Philadelphians living downtown will get their first Giant grocery store this year, as the company unveils its new concept for urban neighborhoods called Giant Heirloom Market.
Giant Food Stores LLC, of Carlisle, Pa., announced the new store Thursday during its 95th anniversary celebration at Dilworth Park with Mayor Kenney and other public officials. Giant also presented a $1 million donation to the hunger relief nonprofit Philabundance,
The new store, at 2303 Bainbridge St., is part of a trend of grocery retailers opening shops in urban mixed-use projects to reach city residents, but not all have succeeded. Giant's parent, Netherlands-based Ahold Delhaize, had previously developed a small-format grocery store for urban markets under the name bfresh, but dropped it last year.
"[In] many cities, including parts of our own, access to fresh foods can be woefully lacking," Kenney said at the event, "so we are always grateful when new stores and resources come to town."
Giant, which has more than 170 stores in Pennsylvania, Maryland, Virginia, and West Virginia, is "very strong" in the Philadelphia suburbs, but it wasn't in a position to also serve the increasing numbers of downtown residents with a brick-and-mortar location, said Nicholas Bertram, Giant Food Stores president.
"We can't meet our full potential without this new format," Bertram said. "I was surprised, whenever we did research, how much customers wanted to be able to prepare their own food. That's where I saw the opportunity. People want shortcuts and hacks. They are inspired by the chefs in Philly and want to recreate those dishes and they don't always have access to the best ingredients and we're going to solve that for them."
The "Heirloom" store will be smaller than the suburban stores, with about 9,500 square feet of first-floor retail space with apartments overhead. There will be a produce chef, local artisanal breads, and plant-based foods. Giant is "best known" for the produce department, Bertram said, so the urban concept name plays off that. At the same time, an "heirloom," he said, is an object that has stayed in a family for generations.
"After 95 years of a pretty successful run, " he said, "this is that moment we are passing down some of that to something new, so it is kind of a double meaning."
Although Giant has had a store on Grant Avenue in Northeast Philadelphia since 2011, the store on Bainbridge will be its first downtown location. The company anticipates the opening to create about 60 jobs. If shoppers are looking for a product not found in the smaller, urban format, they will be able to use in-store iPads to order online for Peapod delivery or pickup.
People prefer shopping for groceries in-store over online options, according to a 2017 report from the International Council of Shopping Centers. More than two-thirds of those surveyed purchased groceries only in a store, and just 1 percent chose online only. Most people who order online pick up their groceries at a store, the report found.

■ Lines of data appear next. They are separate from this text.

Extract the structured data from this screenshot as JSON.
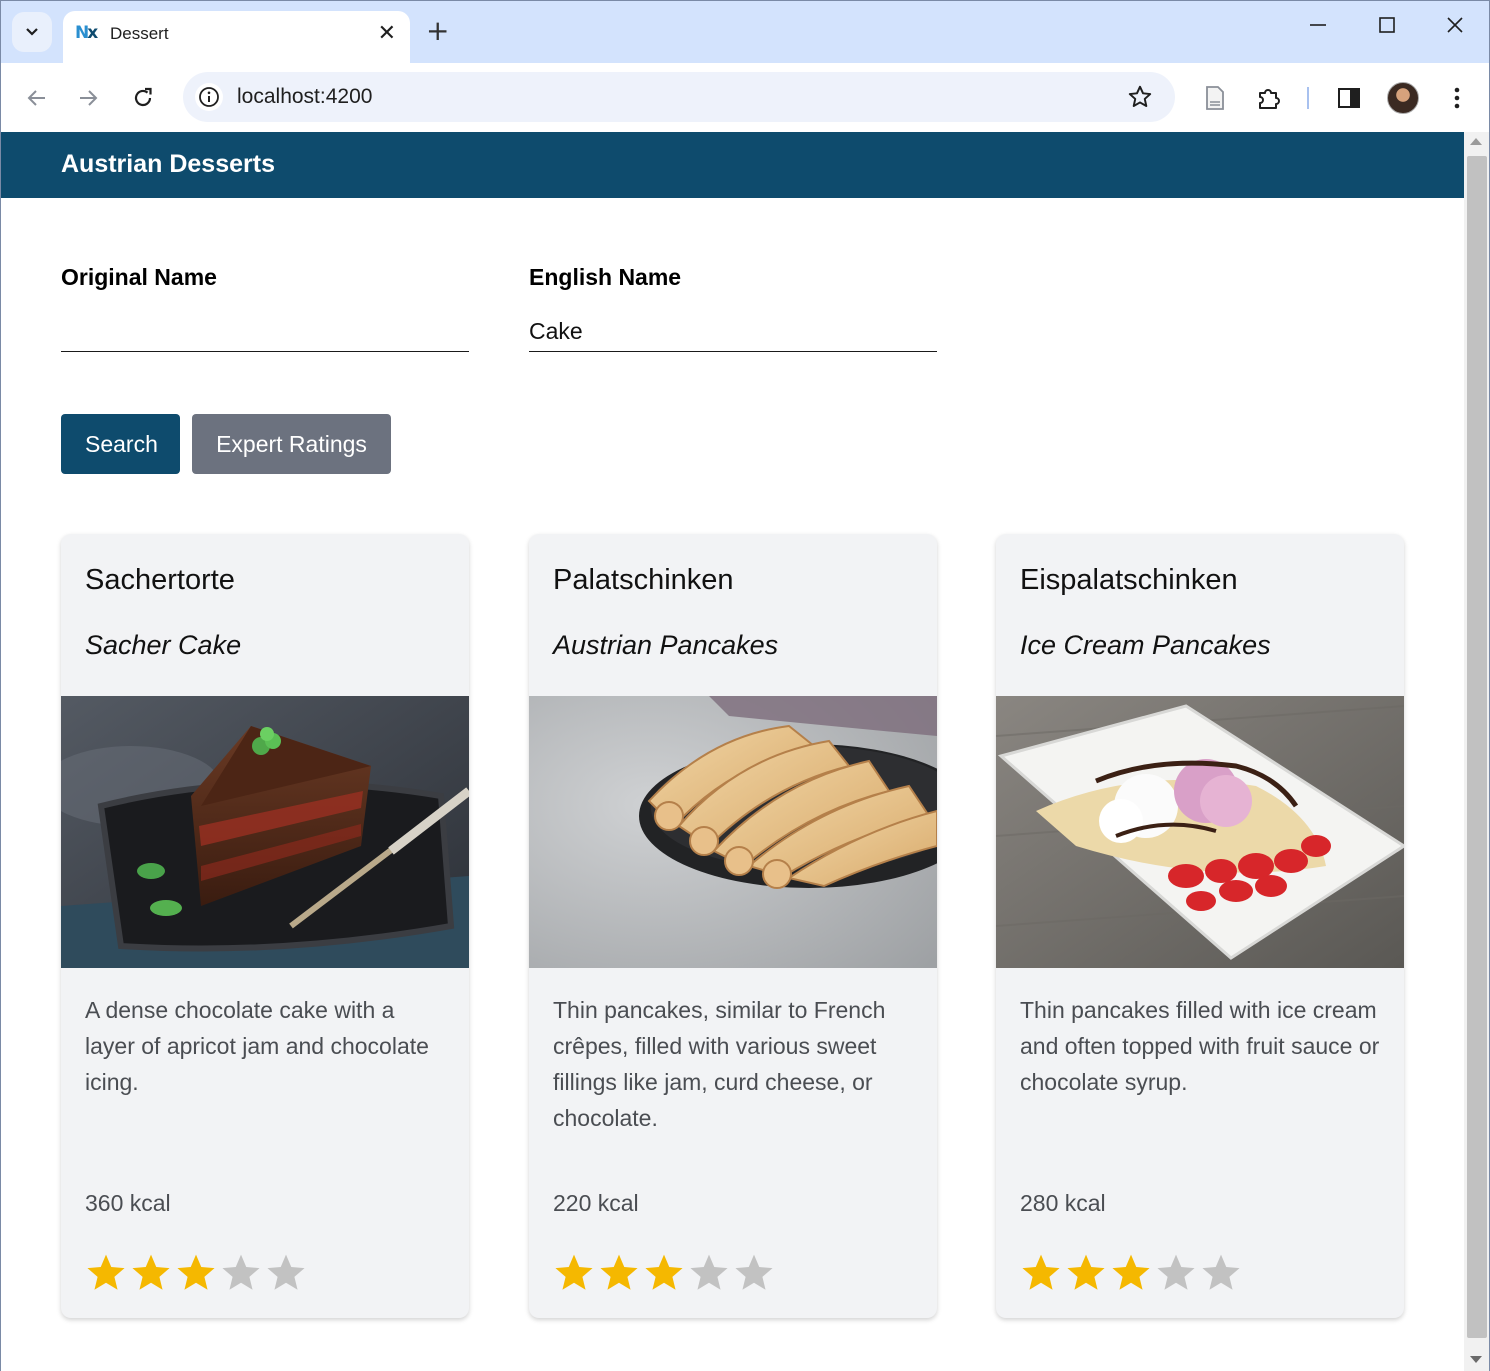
{
  "browser": {
    "tab_title": "Dessert",
    "tab_favicon_text": "Nx",
    "url": "localhost:4200",
    "icons": [
      "chevron-down-icon",
      "close-icon",
      "plus-icon",
      "minimize-icon",
      "maximize-icon",
      "window-close-icon",
      "back-arrow-icon",
      "forward-arrow-icon",
      "reload-icon",
      "info-icon",
      "star-icon",
      "page-icon",
      "extensions-icon",
      "side-panel-icon",
      "avatar",
      "more-vert-icon"
    ]
  },
  "app": {
    "title": "Austrian Desserts",
    "header_color": "#0e4b6d"
  },
  "filters": {
    "original_name": {
      "label": "Original Name",
      "value": ""
    },
    "english_name": {
      "label": "English Name",
      "value": "Cake"
    }
  },
  "actions": {
    "search_label": "Search",
    "expert_ratings_label": "Expert Ratings"
  },
  "desserts": [
    {
      "original_name": "Sachertorte",
      "english_name": "Sacher Cake",
      "image": "chocolate-cake-slice-photo",
      "description": "A dense chocolate cake with a layer of apricot jam and chocolate icing.",
      "kcal": "360 kcal",
      "rating": 3,
      "max_rating": 5
    },
    {
      "original_name": "Palatschinken",
      "english_name": "Austrian Pancakes",
      "image": "rolled-pancakes-photo",
      "description": "Thin pancakes, similar to French crêpes, filled with various sweet fillings like jam, curd cheese, or chocolate.",
      "kcal": "220 kcal",
      "rating": 3,
      "max_rating": 5
    },
    {
      "original_name": "Eispalatschinken",
      "english_name": "Ice Cream Pancakes",
      "image": "ice-cream-pancakes-photo",
      "description": "Thin pancakes filled with ice cream and often topped with fruit sauce or chocolate syrup.",
      "kcal": "280 kcal",
      "rating": 3,
      "max_rating": 5
    }
  ],
  "colors": {
    "star_filled": "#f5b800",
    "star_empty": "#c2c2c2",
    "card_bg": "#f2f3f5",
    "secondary_button": "#6c727f"
  }
}
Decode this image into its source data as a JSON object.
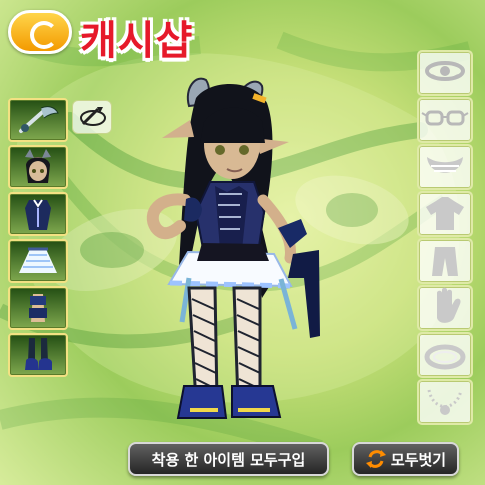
{
  "header": {
    "title": "캐시샵",
    "coin_icon": "cash-coin-icon"
  },
  "left_slots": [
    {
      "name": "weapon",
      "icon": "weapon-icon"
    },
    {
      "name": "face",
      "icon": "face-icon"
    },
    {
      "name": "upper",
      "icon": "upper-clothes-icon"
    },
    {
      "name": "lower",
      "icon": "skirt-icon"
    },
    {
      "name": "gloves",
      "icon": "gloves-icon"
    },
    {
      "name": "shoes",
      "icon": "shoes-icon"
    }
  ],
  "rotate_icon": "rotate-icon",
  "right_slots": [
    {
      "name": "head",
      "icon": "headband-icon"
    },
    {
      "name": "eyes",
      "icon": "glasses-icon"
    },
    {
      "name": "mouth",
      "icon": "mouth-icon"
    },
    {
      "name": "top",
      "icon": "shirt-icon"
    },
    {
      "name": "bottom",
      "icon": "pants-icon"
    },
    {
      "name": "hand",
      "icon": "glove-icon"
    },
    {
      "name": "ring",
      "icon": "ring-icon"
    },
    {
      "name": "necklace",
      "icon": "necklace-icon"
    }
  ],
  "buttons": {
    "buy_all": "착용 한 아이템 모두구입",
    "unequip_all": "모두벗기"
  },
  "colors": {
    "title": "#e6192a",
    "background": "#c8e07a",
    "slot": "#2e5a18"
  }
}
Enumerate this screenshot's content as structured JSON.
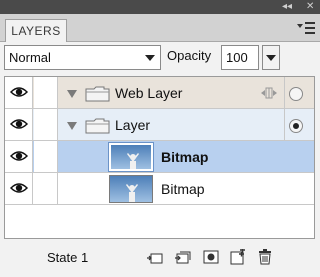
{
  "window": {
    "collapse_glyph": "◂◂",
    "close_glyph": "✕"
  },
  "panel": {
    "tab_label": "LAYERS",
    "menu_icon": "panel-menu-icon"
  },
  "controls": {
    "blend_mode": "Normal",
    "opacity_label": "Opacity",
    "opacity_value": "100"
  },
  "layers": [
    {
      "name": "Web Layer",
      "type": "folder",
      "visible": true,
      "expanded": true,
      "bold": false,
      "selected": false,
      "active_radio": false
    },
    {
      "name": "Layer",
      "type": "folder",
      "visible": true,
      "expanded": true,
      "bold": false,
      "selected": false,
      "active_radio": true
    },
    {
      "name": "Bitmap",
      "type": "bitmap",
      "visible": true,
      "bold": true,
      "selected": true
    },
    {
      "name": "Bitmap",
      "type": "bitmap",
      "visible": true,
      "bold": false,
      "selected": false
    }
  ],
  "status": {
    "state_label": "State 1",
    "icons": [
      "new-sublayer-icon",
      "duplicate-layer-icon",
      "add-mask-icon",
      "new-layer-icon",
      "trash-icon"
    ]
  },
  "colors": {
    "row_folder_top": "#e9e3db",
    "row_folder_active": "#e6eef7",
    "row_selected": "#b8d0ef",
    "title_bar": "#4a4a4a"
  }
}
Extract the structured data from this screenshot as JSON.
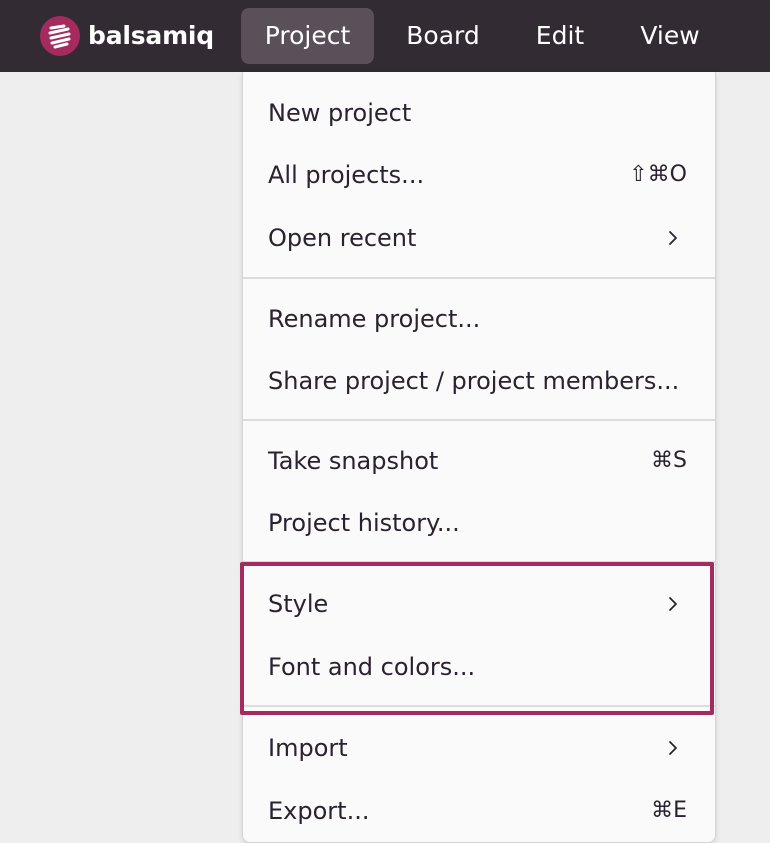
{
  "app": {
    "name": "balsamiq",
    "accent_color": "#a52a5d",
    "topbar_color": "#332b33"
  },
  "menubar": [
    {
      "label": "Project",
      "active": true
    },
    {
      "label": "Board",
      "active": false
    },
    {
      "label": "Edit",
      "active": false
    },
    {
      "label": "View",
      "active": false
    }
  ],
  "project_menu": {
    "items": [
      {
        "label": "New project",
        "shortcut": ""
      },
      {
        "label": "All projects...",
        "shortcut": "⇧⌘O"
      },
      {
        "label": "Open recent",
        "submenu": true
      },
      {
        "label": "Rename project...",
        "shortcut": ""
      },
      {
        "label": "Share project / project members...",
        "shortcut": ""
      },
      {
        "label": "Take snapshot",
        "shortcut": "⌘S"
      },
      {
        "label": "Project history...",
        "shortcut": ""
      },
      {
        "label": "Style",
        "submenu": true
      },
      {
        "label": "Font and colors...",
        "shortcut": ""
      },
      {
        "label": "Import",
        "submenu": true
      },
      {
        "label": "Export...",
        "shortcut": "⌘E"
      }
    ]
  },
  "icons": {
    "logo": "balsamiq-logo-icon",
    "submenu": "chevron-right-icon"
  }
}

Other grocery sellers opening shops in Center City urban mixed-use developments include Aldi, Mom's Organic, Sprouts, and Target in a bid to reach residents who previously had no nearby grocery stores.
Ahold Delhaize's bfresh stores were expected to open in Philadelphia in the Abbotts Square condominium building at Second and South Streets and in the former Eastern Mountain Sports space at 3401 Chestnut St. in University City, in addition to the Bainbridge Street site where Heirloom is opening, said Larry Steinberg, chief operating officer of Rittenhouse Retail and one of the brokers representing Ahold.
"Because bfresh didn't work, I think they've been very protective of what they do next. I think they want to get it right this time," Steinberg said. With the Giant name attached to the urban "heirloom" stores, Steinberg said, that points to the company realizing "they need to tie the brand to the store in order to get recognition."